Ah, Mario Gariazzo. He might not be as infamous as Joe D’Amato or Luigi Batzella but his output is equally tawdry and trashy, e.g. porno-giallo Play Motel (1979) and crap-tastic UFO thriller Eyes Behind the Stars (1978). Like most Gariazzo movies, The Eerie Midnight Horror Show has a story structure not too different from your average porn flick, essentially a series of surreal and sexy set-pieces strung together by a flimsy plot. However, it remains among the more interesting Exorcist rip-offs, with concepts that tread fresh ground and some surprisingly stylish suspense sequences where Gariazzo’s use of titled angles, fisheye lenses and shadowy mood lighting are almost worthy of Jacques Tourneur. Notably in the scene where Daniela ascends a darkened staircase, stalked by an invisible presence and pounding footsteps, simultaneously terrified and aroused.

The film is interestingly upfront about its reactionary stance. “Today’s young people need more parental guidance than ever before, especially from their mothers”, Reverend Antonio (Piero Gerlini) lectures Luisa. For all the satanic hoodoo, the film is really about mum learning to ditch her wanton ways and look after her wayward daughter. These films were made for rural Italian audiences in regions where the Hollywood original might not have played, and thus uphold small town, working class values. Even more than William Friedkin’s film, the rip-off is an unabashed celebration of the Catholic church. Special guest star Luigi Pistilli plays a rogue exorcist who lives like a hermit in the mountains. He gives Danila the full Max Von Sydow treatment, until a vengeful Satan restores her va-va-voom good looks so she can tempt the priest with some saucy chat and suggestive tongue waggling. Some swift self-flagellation later (er, not that kind), Pistilli charges back for an exciting finale where Daniela whips him with chains then putrefies via some accomplished makeup effects.

Neither Satan’s ultimate goal nor the pseudo-theological gobbledegook make any sense, but it is all vivid and strange and fetching lead actress Stella Carnacina, with her adorable pre-Raphaelite locks, gives it the full-tilt boogie. Marcello Giombini supplies a synth score that sounds like elevator music... bound straight for hell, bwah-hah-hah!!

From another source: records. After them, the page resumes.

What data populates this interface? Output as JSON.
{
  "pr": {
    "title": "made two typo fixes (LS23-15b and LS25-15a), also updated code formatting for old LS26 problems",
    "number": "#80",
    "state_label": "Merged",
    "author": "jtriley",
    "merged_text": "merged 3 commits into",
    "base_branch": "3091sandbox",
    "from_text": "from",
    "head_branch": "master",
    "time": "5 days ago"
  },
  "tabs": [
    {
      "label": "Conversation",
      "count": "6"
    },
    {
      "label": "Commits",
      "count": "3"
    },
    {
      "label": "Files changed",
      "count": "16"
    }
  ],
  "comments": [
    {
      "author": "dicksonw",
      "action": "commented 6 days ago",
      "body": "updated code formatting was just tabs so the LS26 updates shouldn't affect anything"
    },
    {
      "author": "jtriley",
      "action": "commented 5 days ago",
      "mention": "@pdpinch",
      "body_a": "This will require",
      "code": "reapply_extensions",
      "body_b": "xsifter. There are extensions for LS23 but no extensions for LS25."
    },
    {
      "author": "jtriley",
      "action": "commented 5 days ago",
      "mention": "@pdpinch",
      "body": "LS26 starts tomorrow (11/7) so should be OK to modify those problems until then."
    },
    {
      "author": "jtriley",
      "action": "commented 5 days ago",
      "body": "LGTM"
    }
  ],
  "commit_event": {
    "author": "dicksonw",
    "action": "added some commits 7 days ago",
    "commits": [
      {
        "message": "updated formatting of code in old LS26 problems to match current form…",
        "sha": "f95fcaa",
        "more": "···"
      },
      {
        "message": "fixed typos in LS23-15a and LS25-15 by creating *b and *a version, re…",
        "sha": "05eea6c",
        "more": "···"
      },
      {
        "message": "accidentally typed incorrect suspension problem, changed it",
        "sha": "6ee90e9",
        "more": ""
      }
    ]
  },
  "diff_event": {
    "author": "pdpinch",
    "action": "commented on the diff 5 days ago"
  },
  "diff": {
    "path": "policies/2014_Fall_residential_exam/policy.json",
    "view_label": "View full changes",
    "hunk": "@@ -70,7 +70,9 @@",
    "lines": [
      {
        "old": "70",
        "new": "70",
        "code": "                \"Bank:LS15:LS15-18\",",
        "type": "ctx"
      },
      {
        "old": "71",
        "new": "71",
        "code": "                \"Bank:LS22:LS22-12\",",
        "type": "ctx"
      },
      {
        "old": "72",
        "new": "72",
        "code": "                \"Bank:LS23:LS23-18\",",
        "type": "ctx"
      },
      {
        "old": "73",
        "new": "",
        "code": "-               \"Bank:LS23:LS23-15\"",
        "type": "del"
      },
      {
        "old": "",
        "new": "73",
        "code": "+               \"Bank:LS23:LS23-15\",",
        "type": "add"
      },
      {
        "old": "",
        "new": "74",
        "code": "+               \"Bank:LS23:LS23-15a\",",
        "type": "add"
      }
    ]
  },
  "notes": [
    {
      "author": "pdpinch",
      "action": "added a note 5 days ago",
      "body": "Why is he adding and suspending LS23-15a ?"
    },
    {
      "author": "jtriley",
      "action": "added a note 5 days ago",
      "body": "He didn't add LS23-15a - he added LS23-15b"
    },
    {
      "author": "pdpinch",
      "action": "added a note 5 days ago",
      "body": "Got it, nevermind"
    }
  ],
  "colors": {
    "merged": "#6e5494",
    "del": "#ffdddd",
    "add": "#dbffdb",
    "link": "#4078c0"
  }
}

Reviewer: Andrew Pragasam

 

This review has been viewed 4854 time(s).

As a member you could Rate this film

 
Review Comments (1)


Untitled 1

Login
  Username:
 
  Password:
 
   
 
Forgotten your details? Enter email address in Username box and click Reminder. Your details will be emailed to you.
   

Latest Poll
Which star probably has psychic powers?
Laurence Fishburne
Nicolas Cage
Anya Taylor-Joy
Patrick Stewart
Sissy Spacek
Michelle Yeoh
Aubrey Plaza
Tom Cruise
Beatrice Dalle
Michael Ironside
   
 
   

Recent Visitors
Enoch Sneed
Darren Jones
  Louise Hackett
Mark Le Surf-hall
Andrew Pragasam
Mary Sibley
Graeme Clark
  Desbris M
   

 

Last Updated: